yadan (Rattle)

About this object

History of use

On the northern coast, certain globular-shaped rattles were used by spiritual practitioners; among the Kwakwaka’wakw, skull-shaped rattles were and are used in the Hamat̕sa ceremony to tame initiates. Presumably this rattle, as well, would have been brought into Kwakwaka’wakw ritual, even carrying special status because of its uniqueness so far from its community of origin.


The rattle was last owned by H. Webb from Kingcome Inlet, so it is listed as a Kwakwaka'wakw rattle, however experts agree that it is a northern style rattle, and was more likely made by a Tlingit or Kaigani Haida carver. When Victoria was established in the 1840s, members of northern Indigenous communities travelled south by canoe for work and trade; the trip required negotiating Kwakwaka’wakw territorial waters, and sometimes a toll to be paid.
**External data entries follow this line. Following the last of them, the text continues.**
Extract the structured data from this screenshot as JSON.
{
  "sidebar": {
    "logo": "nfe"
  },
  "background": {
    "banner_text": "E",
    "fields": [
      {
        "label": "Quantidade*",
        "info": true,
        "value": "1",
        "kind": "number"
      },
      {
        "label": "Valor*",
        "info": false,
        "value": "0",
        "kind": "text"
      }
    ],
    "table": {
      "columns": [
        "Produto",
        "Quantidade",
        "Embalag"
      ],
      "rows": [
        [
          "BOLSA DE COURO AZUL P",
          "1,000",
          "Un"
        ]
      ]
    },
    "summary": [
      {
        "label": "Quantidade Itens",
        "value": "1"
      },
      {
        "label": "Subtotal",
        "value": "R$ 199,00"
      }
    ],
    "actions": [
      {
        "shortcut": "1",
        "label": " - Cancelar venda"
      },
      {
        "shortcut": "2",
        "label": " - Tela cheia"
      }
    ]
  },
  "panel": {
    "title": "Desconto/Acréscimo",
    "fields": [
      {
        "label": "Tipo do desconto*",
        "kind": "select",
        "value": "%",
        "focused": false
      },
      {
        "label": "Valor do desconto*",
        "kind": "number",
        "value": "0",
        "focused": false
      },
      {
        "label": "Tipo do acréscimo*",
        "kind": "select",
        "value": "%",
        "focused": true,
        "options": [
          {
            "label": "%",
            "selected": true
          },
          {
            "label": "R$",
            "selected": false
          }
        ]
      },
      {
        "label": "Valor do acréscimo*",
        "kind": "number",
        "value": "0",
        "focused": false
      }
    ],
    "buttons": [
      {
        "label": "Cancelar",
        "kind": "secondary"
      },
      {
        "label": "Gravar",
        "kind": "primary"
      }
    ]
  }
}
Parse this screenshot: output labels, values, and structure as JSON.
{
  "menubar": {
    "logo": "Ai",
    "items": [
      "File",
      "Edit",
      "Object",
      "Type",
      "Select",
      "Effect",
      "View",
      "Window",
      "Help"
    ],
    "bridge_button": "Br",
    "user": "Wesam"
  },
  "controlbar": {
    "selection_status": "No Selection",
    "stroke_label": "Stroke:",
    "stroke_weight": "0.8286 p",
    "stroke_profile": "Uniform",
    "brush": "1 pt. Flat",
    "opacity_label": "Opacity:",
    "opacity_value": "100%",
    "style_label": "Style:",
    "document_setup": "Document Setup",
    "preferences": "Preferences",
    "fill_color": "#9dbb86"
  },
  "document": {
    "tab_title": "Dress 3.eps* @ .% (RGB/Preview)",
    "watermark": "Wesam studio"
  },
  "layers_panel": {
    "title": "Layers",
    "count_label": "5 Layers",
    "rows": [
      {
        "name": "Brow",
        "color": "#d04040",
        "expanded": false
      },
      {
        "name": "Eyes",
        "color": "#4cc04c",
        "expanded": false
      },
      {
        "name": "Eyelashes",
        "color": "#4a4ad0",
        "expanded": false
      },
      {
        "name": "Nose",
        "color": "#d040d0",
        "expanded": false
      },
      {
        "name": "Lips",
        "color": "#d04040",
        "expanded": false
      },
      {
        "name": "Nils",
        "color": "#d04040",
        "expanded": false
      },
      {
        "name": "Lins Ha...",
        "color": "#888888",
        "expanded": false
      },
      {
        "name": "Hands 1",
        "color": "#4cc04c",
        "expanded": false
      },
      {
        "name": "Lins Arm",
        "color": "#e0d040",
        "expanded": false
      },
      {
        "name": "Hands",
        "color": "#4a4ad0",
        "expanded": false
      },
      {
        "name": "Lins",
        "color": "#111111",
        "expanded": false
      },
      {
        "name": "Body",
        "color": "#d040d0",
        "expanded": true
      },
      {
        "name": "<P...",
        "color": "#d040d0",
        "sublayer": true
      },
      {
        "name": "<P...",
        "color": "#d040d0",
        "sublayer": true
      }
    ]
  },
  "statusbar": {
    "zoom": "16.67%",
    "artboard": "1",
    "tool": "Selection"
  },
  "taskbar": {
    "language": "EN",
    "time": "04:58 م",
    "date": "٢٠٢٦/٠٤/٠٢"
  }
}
Such a process, and of course other forms of intertribal trade, battles, and gifting, were a further means by which individual treasures and ideas circulated and changed hands.

Cultural context


Iconographic meaning

This rattle is sculpted and painted to represent a bear on the front, its paws placed directly beneath the head; the back features a supernatural being with components similar to those applied to the fronts of northern bentwood chests.

Physical description

Northern style rattle carved of hardwood, composed of two complementary halves. One half shows a bear face in relief, the other shows supernatural creature imagery. Stitched together with copper wire around rattle, end of handle is wrapped with a small cord. Inside the rattle is likely pebbles, beads or lead shot.